California-Catalonia connection enriches research
Henry J. Vaux, Agriculture and Natural Resources
California Agriculture 53(4):2-2. DOI: 10.3733/ca.v053n04p2.
Associate Vice President for Programs Agriculture and Natural Resources;
Henry J. Vaux, Jr.
In 1986 a group of UC faculty and administrators, California political representatives and business leaders journeyed to Barcelona, Spain, to join counterparts from the Autonomous Province of Catalonia in acknowledging the ZOOth anniversary of the death of Gaspar de Portola. A renowned Spanish explorer with roots in a remote Catalonian valley in the Pyrenees, Gaspar de Portola was sent to secure California for Spain and ultimately became the first Governor of California.
The purpose of the 1986 occasion was to create a sister state relationship between California and Catalonia. There have been some far-reaching consequences of that effort. In 1988 then Vice President Kenneth Farrell signed a Memorandum of Understanding with the Counselor of Agriculture of Catalonia which called for UC researchers in a variety of disciplines to work collaboratively with researchers from the Catalonian Institute for Research on Agricultural Technology (IRTA).
Since 1988 research and extension faculty from DANR have participated with colleagues from IRTA on a variety of projects. While some of the projects are focused on formal collaborative work, individual faculty initiatives have always been encouraged. The leadership of DANR and IRTA has recognized the importance of developing personal relationships between the investigators and has fostered the development of these relationships through sponsored exchanges.
Much of the more formal collaborative work has been in the area of pest management and there has been a joint project on the management of wildfire. The largest and most sustained collaboration has focused on deficit irrigation of tree crops. This project has been ongoing for more than 10 years, and has involved between 30 and 40 collaborators, including faculty from other Spanish institutions, although the core group of researchers is somewhat smaller. Collaborating faculty on the deficit irrigation project meet every year with meeting locations alternating between California and Catalonia. In 1996 the core collaborators spent 3 weeks together at the Kearney Agricultural Center working on experiments with uniquely instrumented peach trees.
Some of the results of that work are reported in two articles, which appear in this edition of California Agriculture. The collaborative work suggests that there are only small margins of error in management of orchards irrigated with drip/microsprinkler systems. The collaborators also report on a new and superior method for measuring the moisture status of trees. This method is more sensitive than current plant-based stress indicators and holds considerable promise as a tool for improving orchard water management. Over time, these results should be very helpful to tree fruit growers in both California and Spain.

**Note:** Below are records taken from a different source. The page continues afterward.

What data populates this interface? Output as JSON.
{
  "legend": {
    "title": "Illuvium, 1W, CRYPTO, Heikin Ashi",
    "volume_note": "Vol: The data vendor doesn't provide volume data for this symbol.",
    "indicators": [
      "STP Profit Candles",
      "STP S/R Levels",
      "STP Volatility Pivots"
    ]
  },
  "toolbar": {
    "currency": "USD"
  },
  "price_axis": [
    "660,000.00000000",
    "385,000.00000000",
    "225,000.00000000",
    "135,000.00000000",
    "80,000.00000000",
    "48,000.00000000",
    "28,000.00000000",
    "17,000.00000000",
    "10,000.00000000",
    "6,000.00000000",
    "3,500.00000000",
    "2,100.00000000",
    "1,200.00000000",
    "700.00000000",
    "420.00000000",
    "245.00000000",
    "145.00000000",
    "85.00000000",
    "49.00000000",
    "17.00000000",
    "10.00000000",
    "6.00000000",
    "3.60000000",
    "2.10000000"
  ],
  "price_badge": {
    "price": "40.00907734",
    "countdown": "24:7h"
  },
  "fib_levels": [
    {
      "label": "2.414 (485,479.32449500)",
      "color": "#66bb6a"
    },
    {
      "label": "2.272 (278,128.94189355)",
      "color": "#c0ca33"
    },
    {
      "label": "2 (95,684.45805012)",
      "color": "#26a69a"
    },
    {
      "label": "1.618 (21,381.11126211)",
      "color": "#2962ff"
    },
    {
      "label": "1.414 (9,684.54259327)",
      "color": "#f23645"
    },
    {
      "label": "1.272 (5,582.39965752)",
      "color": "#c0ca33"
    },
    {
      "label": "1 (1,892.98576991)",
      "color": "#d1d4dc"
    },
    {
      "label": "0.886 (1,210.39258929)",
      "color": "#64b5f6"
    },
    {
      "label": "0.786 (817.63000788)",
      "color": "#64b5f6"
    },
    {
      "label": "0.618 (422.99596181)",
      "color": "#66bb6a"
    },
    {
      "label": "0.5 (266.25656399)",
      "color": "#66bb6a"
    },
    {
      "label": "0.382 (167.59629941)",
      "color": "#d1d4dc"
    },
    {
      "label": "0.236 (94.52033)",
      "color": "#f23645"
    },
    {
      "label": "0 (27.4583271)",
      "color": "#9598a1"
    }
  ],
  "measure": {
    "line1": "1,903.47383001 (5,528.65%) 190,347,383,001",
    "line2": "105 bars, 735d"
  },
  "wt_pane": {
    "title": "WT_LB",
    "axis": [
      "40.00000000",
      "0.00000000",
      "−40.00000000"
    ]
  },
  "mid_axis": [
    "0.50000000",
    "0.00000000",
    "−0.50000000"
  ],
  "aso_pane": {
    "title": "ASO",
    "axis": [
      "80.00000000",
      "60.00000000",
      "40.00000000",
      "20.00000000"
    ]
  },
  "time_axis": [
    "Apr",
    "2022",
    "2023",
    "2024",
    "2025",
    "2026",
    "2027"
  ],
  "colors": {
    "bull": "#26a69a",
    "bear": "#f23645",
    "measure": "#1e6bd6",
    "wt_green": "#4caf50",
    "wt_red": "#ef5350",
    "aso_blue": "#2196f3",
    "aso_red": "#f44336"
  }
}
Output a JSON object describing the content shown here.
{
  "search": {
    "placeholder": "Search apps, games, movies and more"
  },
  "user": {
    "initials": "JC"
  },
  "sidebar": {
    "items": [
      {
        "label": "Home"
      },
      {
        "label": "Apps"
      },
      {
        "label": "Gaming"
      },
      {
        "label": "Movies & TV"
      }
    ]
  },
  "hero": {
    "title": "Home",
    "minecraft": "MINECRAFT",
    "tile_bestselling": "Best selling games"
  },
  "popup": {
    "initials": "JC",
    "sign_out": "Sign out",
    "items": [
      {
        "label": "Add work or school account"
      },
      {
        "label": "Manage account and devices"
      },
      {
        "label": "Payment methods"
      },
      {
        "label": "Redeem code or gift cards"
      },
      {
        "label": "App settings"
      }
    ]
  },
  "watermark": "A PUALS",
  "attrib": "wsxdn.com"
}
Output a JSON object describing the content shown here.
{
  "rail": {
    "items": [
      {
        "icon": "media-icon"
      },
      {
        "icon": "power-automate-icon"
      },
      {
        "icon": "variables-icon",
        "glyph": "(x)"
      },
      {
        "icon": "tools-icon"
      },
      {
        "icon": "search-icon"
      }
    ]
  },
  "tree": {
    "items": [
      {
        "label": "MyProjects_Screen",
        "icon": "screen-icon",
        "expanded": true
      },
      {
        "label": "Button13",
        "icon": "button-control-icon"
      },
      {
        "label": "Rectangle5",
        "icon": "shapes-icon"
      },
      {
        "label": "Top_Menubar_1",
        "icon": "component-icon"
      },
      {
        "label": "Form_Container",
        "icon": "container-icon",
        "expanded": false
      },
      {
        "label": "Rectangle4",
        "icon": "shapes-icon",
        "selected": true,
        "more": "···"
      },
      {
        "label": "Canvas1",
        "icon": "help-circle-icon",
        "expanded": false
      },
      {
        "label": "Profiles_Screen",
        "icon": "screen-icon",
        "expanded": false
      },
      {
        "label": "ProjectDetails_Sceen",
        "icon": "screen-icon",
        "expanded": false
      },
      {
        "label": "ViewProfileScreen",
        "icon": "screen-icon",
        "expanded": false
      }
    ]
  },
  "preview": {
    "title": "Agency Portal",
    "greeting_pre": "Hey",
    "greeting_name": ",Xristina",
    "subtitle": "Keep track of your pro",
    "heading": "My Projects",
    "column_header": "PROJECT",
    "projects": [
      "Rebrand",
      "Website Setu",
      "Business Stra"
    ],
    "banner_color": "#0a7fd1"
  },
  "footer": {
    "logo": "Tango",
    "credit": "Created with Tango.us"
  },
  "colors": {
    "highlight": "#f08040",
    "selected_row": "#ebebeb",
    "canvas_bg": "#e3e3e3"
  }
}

What the articles may not reveal so clearly is how the quality and depth of the underlying science has been expanded as a consequence of the collaboration. The perspective from which science is conducted is often an important determinant of the quality and richness of the work that results.
A unique feature of the collaboration of UC and IRTA scientists on deficit irrigation stems from the distinctly different perspectives which each brings to their work. In California, drought occurs on the average of once every 7 years. And, statistically, water deliveries to agriculture may be curtailed to some extent in as many as 2 additional years in each 7. For the California grower, successful management of permanent crops in a typical water short situation requires some knowledge of the optimal way to spread deficits in available irrigation water of perhaps 15% to 30% over the annual growing cycle of the tree. The Catalonian grower, on the other hand, is faced with circumstances in which irrigation water is available in most years to meet only 25% to 35% of crop evapotranspiration. The problem of the Catalonia grower is to know when the application of these slim water rations can make the most difference in crop yield.
Although the applied research approaches taken by Californians and Catalonians are tailored to the specific problems of their respective regions, their collaboration has led to a richer and more comprehensive understanding of the physiology of tree response to moisture stress than would have emerged from the work of either group alone.
The California-Catalonia connection is an excellent example of how researchers working on similar problems in different parts of the world can collaborate to develop more comprehensive and richer research results that then benefit the growers in each region. The leaders of DANR and IRTA will continue to foster opportunities that offer the promise of enhanced pay-offs to growers.